> Task directions: Pull each line containing "Single" from the data.
----------------------------------------
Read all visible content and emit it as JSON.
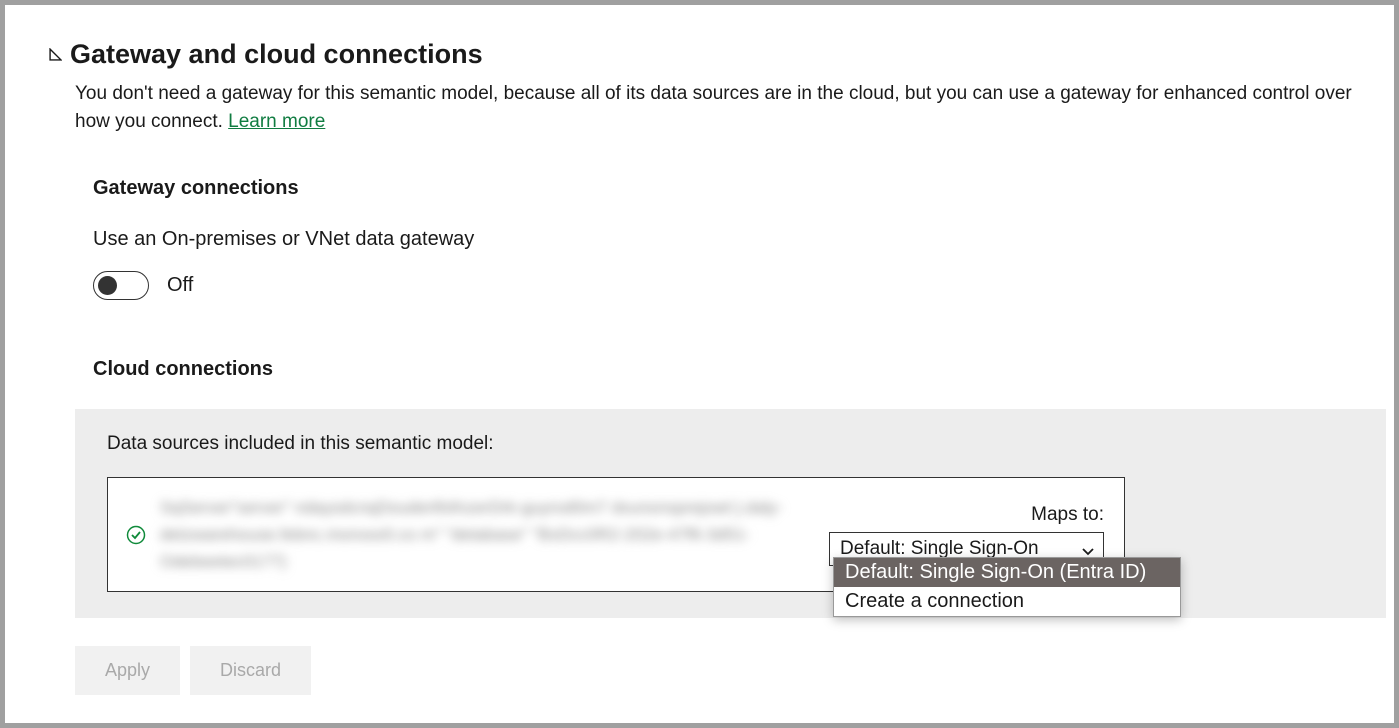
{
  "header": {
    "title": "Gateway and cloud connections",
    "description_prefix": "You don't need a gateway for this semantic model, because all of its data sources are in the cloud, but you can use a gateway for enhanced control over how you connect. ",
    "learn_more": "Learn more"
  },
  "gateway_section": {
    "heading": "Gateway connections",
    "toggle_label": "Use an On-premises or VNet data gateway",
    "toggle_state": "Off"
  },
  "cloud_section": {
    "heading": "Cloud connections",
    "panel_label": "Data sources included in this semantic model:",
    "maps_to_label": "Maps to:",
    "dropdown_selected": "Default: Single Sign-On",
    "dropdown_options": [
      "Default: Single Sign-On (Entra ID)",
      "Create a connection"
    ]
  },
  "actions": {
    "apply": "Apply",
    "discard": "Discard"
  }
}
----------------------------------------
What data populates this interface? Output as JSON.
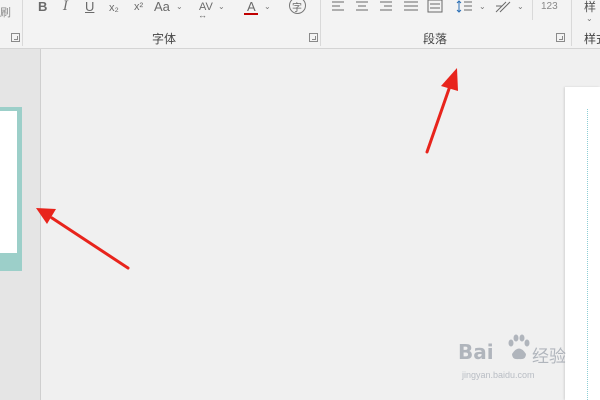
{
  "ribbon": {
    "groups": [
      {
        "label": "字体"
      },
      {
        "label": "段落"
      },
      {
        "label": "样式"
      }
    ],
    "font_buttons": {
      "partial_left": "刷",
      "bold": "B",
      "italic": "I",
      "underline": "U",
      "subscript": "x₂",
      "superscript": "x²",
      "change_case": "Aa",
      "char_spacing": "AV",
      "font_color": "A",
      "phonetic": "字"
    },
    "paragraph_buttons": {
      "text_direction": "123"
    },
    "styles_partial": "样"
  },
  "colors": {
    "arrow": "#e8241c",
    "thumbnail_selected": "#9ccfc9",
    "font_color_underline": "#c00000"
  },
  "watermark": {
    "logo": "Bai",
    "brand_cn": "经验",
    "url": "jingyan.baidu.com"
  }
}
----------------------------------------
> Answer to the exercise:
    "dropdown_selected": "Default: Single Sign-On",
      "Default: Single Sign-On (Entra ID)",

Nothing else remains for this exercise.